▸ **PROBLEM DESCRIPTION**: The answer must be an exact printing of every record below, with the pictures omitted.

── RAW DATA

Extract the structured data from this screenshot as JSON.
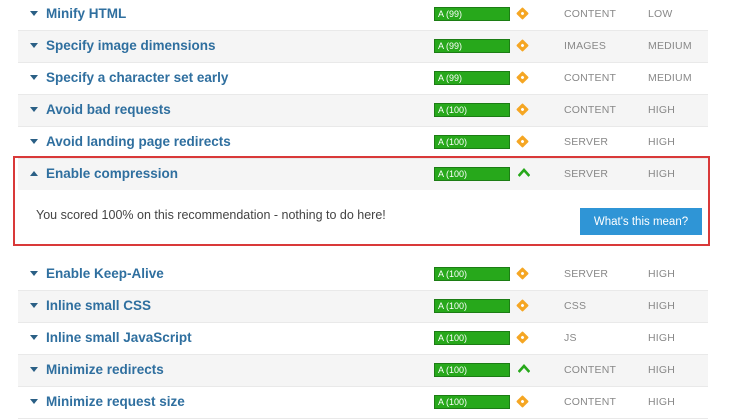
{
  "colors": {
    "accent": "#2f95d6",
    "grade_green": "#27a81b",
    "warning_orange": "#f5a623",
    "highlight_red": "#d93939",
    "title_blue": "#2f6f9f"
  },
  "recommendations": [
    {
      "title": "Minify HTML",
      "grade": "A (99)",
      "icon": "warning-diamond-icon",
      "category": "CONTENT",
      "priority": "LOW"
    },
    {
      "title": "Specify image dimensions",
      "grade": "A (99)",
      "icon": "warning-diamond-icon",
      "category": "IMAGES",
      "priority": "MEDIUM"
    },
    {
      "title": "Specify a character set early",
      "grade": "A (99)",
      "icon": "warning-diamond-icon",
      "category": "CONTENT",
      "priority": "MEDIUM"
    },
    {
      "title": "Avoid bad requests",
      "grade": "A (100)",
      "icon": "warning-diamond-icon",
      "category": "CONTENT",
      "priority": "HIGH"
    },
    {
      "title": "Avoid landing page redirects",
      "grade": "A (100)",
      "icon": "warning-diamond-icon",
      "category": "SERVER",
      "priority": "HIGH"
    },
    {
      "title": "Enable compression",
      "grade": "A (100)",
      "icon": "chevron-up-icon",
      "category": "SERVER",
      "priority": "HIGH",
      "expanded": true
    },
    {
      "title": "Enable Keep-Alive",
      "grade": "A (100)",
      "icon": "warning-diamond-icon",
      "category": "SERVER",
      "priority": "HIGH"
    },
    {
      "title": "Inline small CSS",
      "grade": "A (100)",
      "icon": "warning-diamond-icon",
      "category": "CSS",
      "priority": "HIGH"
    },
    {
      "title": "Inline small JavaScript",
      "grade": "A (100)",
      "icon": "warning-diamond-icon",
      "category": "JS",
      "priority": "HIGH"
    },
    {
      "title": "Minimize redirects",
      "grade": "A (100)",
      "icon": "chevron-up-icon",
      "category": "CONTENT",
      "priority": "HIGH"
    },
    {
      "title": "Minimize request size",
      "grade": "A (100)",
      "icon": "warning-diamond-icon",
      "category": "CONTENT",
      "priority": "HIGH"
    }
  ],
  "expanded_detail": {
    "message": "You scored 100% on this recommendation - nothing to do here!",
    "button_label": "What's this mean?"
  }
}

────

▸ **OUTPUT**:
Extract the structured data from this screenshot as JSON.
{
  "colors": {
    "accent": "#2f95d6",
    "grade_green": "#27a81b",
    "warning_orange": "#f5a623",
    "highlight_red": "#d93939",
    "title_blue": "#2f6f9f"
  },
  "recommendations": [
    {
      "title": "Minify HTML",
      "grade": "A (99)",
      "icon": "warning-diamond-icon",
      "category": "CONTENT",
      "priority": "LOW"
    },
    {
      "title": "Specify image dimensions",
      "grade": "A (99)",
      "icon": "warning-diamond-icon",
      "category": "IMAGES",
      "priority": "MEDIUM"
    },
    {
      "title": "Specify a character set early",
      "grade": "A (99)",
      "icon": "warning-diamond-icon",
      "category": "CONTENT",
      "priority": "MEDIUM"
    },
    {
      "title": "Avoid bad requests",
      "grade": "A (100)",
      "icon": "warning-diamond-icon",
      "category": "CONTENT",
      "priority": "HIGH"
    },
    {
      "title": "Avoid landing page redirects",
      "grade": "A (100)",
      "icon": "warning-diamond-icon",
      "category": "SERVER",
      "priority": "HIGH"
    },
    {
      "title": "Enable compression",
      "grade": "A (100)",
      "icon": "chevron-up-icon",
      "category": "SERVER",
      "priority": "HIGH",
      "expanded": true
    },
    {
      "title": "Enable Keep-Alive",
      "grade": "A (100)",
      "icon": "warning-diamond-icon",
      "category": "SERVER",
      "priority": "HIGH"
    },
    {
      "title": "Inline small CSS",
      "grade": "A (100)",
      "icon": "warning-diamond-icon",
      "category": "CSS",
      "priority": "HIGH"
    },
    {
      "title": "Inline small JavaScript",
      "grade": "A (100)",
      "icon": "warning-diamond-icon",
      "category": "JS",
      "priority": "HIGH"
    },
    {
      "title": "Minimize redirects",
      "grade": "A (100)",
      "icon": "chevron-up-icon",
      "category": "CONTENT",
      "priority": "HIGH"
    },
    {
      "title": "Minimize request size",
      "grade": "A (100)",
      "icon": "warning-diamond-icon",
      "category": "CONTENT",
      "priority": "HIGH"
    }
  ],
  "expanded_detail": {
    "message": "You scored 100% on this recommendation - nothing to do here!",
    "button_label": "What's this mean?"
  }
}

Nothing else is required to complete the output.